[Items from a dataset]
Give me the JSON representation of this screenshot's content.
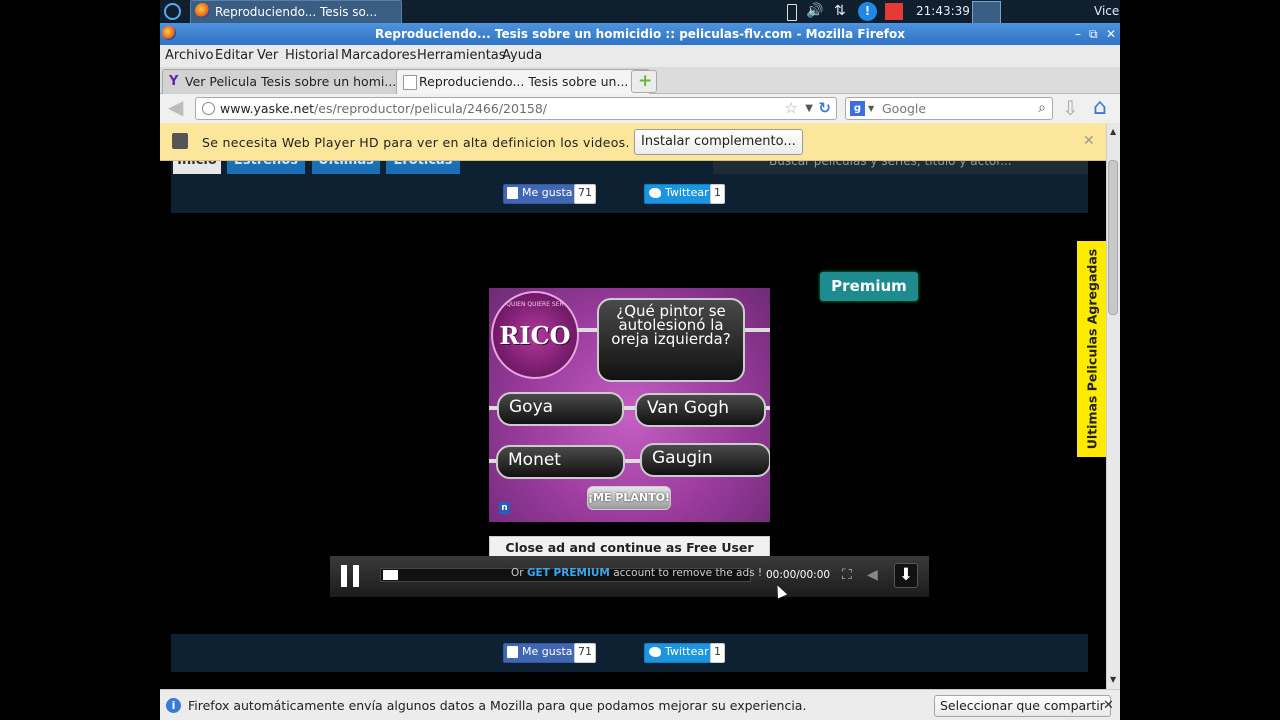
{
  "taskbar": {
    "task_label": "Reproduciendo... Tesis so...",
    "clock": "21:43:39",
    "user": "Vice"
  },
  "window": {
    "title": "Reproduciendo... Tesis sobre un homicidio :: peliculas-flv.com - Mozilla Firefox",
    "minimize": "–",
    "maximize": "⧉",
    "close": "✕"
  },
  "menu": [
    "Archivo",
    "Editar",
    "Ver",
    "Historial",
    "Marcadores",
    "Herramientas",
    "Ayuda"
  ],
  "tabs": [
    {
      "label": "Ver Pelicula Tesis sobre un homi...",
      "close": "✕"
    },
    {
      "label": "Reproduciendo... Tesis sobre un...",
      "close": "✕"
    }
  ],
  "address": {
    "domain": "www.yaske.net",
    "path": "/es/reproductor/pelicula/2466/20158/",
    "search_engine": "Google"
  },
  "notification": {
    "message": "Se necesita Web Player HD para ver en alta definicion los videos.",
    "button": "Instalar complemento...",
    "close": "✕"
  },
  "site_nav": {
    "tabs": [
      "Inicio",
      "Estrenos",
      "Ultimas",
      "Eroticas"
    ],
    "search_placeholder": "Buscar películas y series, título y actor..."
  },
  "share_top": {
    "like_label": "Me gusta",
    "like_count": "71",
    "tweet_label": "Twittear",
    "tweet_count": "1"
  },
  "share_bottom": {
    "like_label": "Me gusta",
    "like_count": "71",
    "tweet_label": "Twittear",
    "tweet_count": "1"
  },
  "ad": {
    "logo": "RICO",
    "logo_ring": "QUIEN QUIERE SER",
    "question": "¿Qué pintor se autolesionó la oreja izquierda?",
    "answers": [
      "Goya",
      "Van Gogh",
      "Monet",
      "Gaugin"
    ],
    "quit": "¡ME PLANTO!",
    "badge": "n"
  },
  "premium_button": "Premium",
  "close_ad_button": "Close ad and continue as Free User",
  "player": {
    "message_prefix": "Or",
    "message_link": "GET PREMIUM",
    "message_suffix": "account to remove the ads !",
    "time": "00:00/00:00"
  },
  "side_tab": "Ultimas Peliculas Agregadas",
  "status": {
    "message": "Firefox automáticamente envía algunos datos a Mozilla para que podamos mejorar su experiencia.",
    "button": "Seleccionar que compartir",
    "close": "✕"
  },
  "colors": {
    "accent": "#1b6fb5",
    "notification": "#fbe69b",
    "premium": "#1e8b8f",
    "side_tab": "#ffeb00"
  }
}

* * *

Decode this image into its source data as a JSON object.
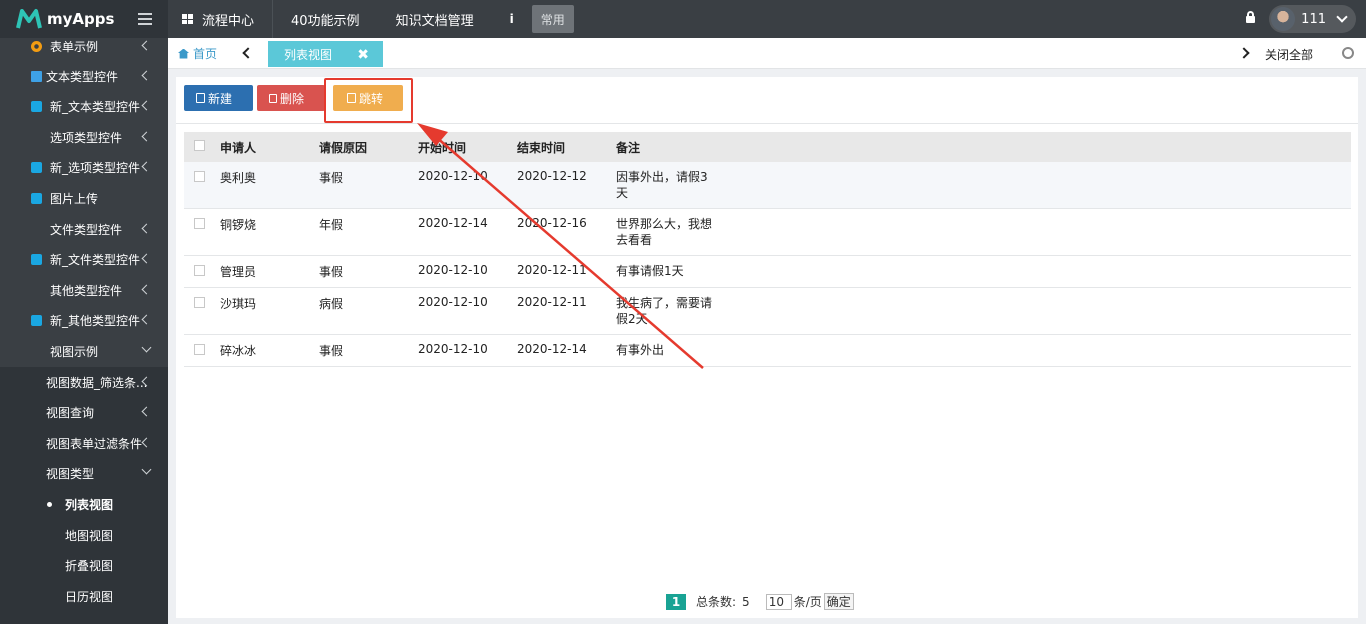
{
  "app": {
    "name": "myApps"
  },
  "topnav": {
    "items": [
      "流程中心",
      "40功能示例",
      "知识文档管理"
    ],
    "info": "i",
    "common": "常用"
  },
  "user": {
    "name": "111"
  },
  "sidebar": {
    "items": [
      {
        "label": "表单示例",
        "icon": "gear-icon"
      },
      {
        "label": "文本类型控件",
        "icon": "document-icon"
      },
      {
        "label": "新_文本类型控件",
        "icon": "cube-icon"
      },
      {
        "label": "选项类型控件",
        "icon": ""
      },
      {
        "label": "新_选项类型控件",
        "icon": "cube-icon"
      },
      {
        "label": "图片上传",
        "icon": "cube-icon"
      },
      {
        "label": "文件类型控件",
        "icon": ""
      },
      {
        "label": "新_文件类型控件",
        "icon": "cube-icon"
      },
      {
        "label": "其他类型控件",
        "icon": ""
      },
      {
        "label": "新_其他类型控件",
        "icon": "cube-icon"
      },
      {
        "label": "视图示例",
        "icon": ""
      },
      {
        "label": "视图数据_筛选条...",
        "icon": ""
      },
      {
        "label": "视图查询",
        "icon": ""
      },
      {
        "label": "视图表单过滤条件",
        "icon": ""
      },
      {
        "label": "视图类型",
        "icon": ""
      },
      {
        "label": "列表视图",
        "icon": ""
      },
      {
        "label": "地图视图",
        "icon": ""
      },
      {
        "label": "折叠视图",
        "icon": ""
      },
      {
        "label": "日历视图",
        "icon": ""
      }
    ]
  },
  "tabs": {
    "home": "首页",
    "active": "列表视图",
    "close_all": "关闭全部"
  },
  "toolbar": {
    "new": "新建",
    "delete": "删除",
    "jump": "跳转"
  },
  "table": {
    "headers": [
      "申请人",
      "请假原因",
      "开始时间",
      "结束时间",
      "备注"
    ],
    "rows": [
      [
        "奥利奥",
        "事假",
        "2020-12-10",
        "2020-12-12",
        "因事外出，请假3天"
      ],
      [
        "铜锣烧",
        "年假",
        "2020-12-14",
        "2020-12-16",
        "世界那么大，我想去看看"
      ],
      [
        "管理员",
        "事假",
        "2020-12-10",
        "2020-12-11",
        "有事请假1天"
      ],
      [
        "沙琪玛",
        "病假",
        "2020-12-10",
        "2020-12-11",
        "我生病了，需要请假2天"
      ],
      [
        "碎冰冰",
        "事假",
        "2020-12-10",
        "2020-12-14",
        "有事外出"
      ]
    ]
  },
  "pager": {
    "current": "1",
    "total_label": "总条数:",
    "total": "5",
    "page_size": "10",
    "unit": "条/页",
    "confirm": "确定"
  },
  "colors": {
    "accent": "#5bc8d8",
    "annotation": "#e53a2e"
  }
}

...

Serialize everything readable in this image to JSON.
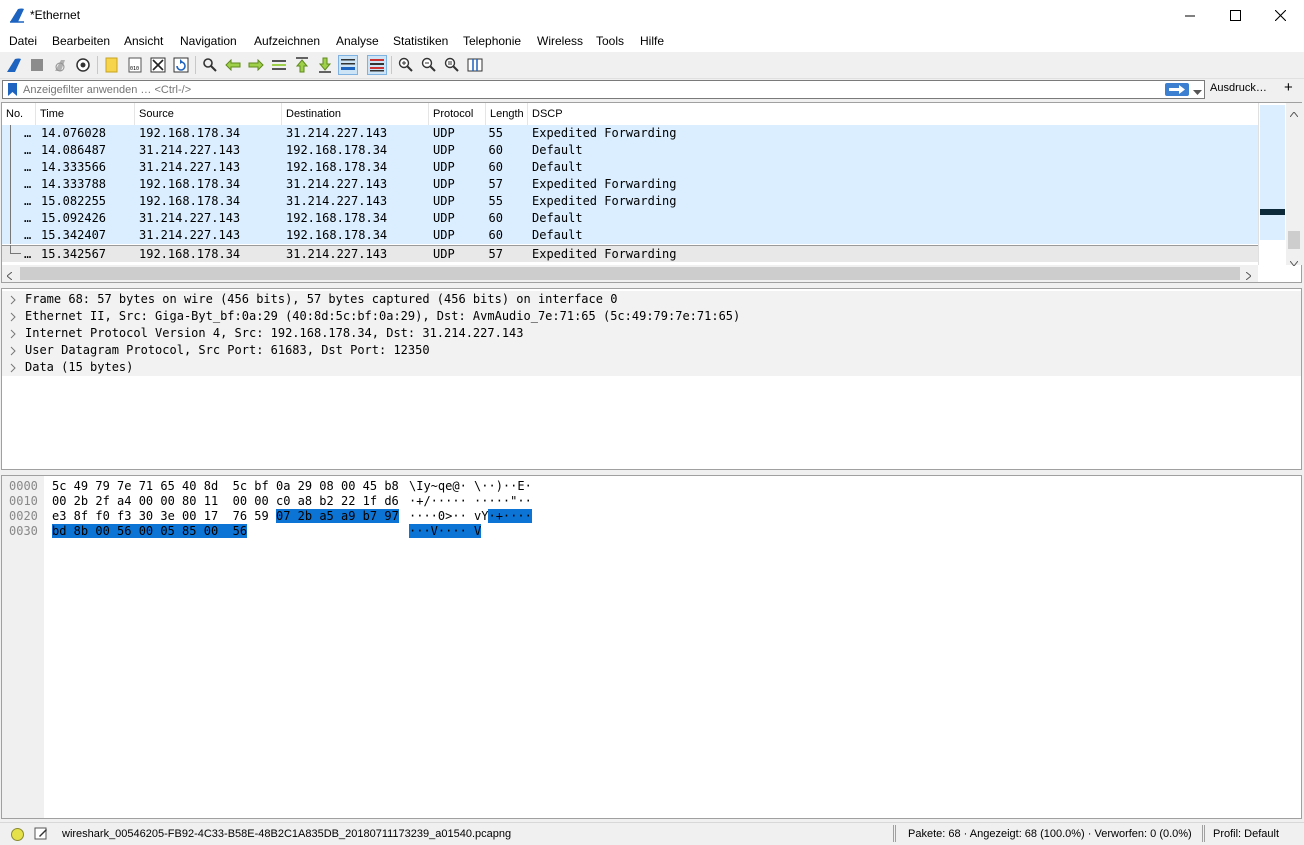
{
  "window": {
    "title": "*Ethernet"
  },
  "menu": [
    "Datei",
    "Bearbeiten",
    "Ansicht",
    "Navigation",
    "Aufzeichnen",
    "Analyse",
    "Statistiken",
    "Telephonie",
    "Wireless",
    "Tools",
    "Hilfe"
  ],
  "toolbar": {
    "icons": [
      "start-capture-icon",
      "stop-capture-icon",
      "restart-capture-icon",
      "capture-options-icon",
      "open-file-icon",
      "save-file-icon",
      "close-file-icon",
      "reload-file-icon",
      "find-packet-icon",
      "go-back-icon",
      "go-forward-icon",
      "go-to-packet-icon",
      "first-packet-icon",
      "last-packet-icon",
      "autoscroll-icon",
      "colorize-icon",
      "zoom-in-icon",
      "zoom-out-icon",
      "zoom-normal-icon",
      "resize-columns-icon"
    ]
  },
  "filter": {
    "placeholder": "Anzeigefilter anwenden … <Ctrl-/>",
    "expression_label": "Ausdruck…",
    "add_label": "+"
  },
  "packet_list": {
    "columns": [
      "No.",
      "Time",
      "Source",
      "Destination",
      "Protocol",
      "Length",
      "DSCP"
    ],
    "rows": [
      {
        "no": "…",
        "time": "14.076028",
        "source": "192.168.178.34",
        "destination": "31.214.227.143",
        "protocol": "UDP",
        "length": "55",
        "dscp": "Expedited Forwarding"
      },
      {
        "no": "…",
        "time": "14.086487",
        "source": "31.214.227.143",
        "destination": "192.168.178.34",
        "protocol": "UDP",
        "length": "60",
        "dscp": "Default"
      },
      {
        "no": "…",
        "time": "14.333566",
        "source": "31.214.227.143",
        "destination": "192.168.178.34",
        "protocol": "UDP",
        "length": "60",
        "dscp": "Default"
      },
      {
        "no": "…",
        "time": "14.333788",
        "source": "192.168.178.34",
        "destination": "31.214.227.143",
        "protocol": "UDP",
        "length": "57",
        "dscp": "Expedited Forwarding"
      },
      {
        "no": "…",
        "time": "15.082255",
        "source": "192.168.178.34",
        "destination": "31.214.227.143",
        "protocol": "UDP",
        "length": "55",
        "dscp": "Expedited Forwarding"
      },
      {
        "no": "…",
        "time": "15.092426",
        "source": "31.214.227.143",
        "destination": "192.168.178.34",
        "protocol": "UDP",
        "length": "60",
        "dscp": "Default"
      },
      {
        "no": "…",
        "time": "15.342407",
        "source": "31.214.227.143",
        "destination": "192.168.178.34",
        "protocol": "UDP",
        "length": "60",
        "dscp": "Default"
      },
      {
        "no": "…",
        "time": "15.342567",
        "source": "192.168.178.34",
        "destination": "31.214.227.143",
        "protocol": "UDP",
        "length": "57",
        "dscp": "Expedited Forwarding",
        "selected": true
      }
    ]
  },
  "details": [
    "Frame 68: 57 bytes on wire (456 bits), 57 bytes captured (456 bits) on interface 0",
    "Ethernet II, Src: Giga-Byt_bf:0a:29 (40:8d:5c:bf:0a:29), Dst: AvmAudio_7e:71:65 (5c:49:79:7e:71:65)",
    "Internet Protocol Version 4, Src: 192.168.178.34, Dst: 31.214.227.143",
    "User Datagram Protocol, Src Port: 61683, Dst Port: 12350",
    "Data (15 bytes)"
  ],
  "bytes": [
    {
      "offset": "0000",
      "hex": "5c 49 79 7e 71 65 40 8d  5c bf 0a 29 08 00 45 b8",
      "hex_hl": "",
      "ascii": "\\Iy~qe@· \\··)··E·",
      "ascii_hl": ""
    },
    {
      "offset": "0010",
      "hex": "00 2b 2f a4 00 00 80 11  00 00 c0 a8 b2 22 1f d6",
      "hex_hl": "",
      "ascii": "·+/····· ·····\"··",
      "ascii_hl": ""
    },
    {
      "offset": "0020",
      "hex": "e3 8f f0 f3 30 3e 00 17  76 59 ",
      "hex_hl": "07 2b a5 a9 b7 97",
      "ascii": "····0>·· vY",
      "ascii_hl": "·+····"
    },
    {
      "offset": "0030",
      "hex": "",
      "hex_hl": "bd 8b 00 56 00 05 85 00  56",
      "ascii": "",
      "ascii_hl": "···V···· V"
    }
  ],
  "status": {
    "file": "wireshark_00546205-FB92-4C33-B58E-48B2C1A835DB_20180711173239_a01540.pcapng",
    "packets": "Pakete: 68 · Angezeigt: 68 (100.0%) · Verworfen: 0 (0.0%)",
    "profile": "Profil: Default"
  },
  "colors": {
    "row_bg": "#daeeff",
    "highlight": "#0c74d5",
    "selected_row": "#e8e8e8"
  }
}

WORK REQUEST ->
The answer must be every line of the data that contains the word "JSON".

REPLY TO THE TASK ->
Give me the JSON representation of this screenshot's content.
Decode this image into its source data as a JSON object.
Serialize everything readable in this image to JSON.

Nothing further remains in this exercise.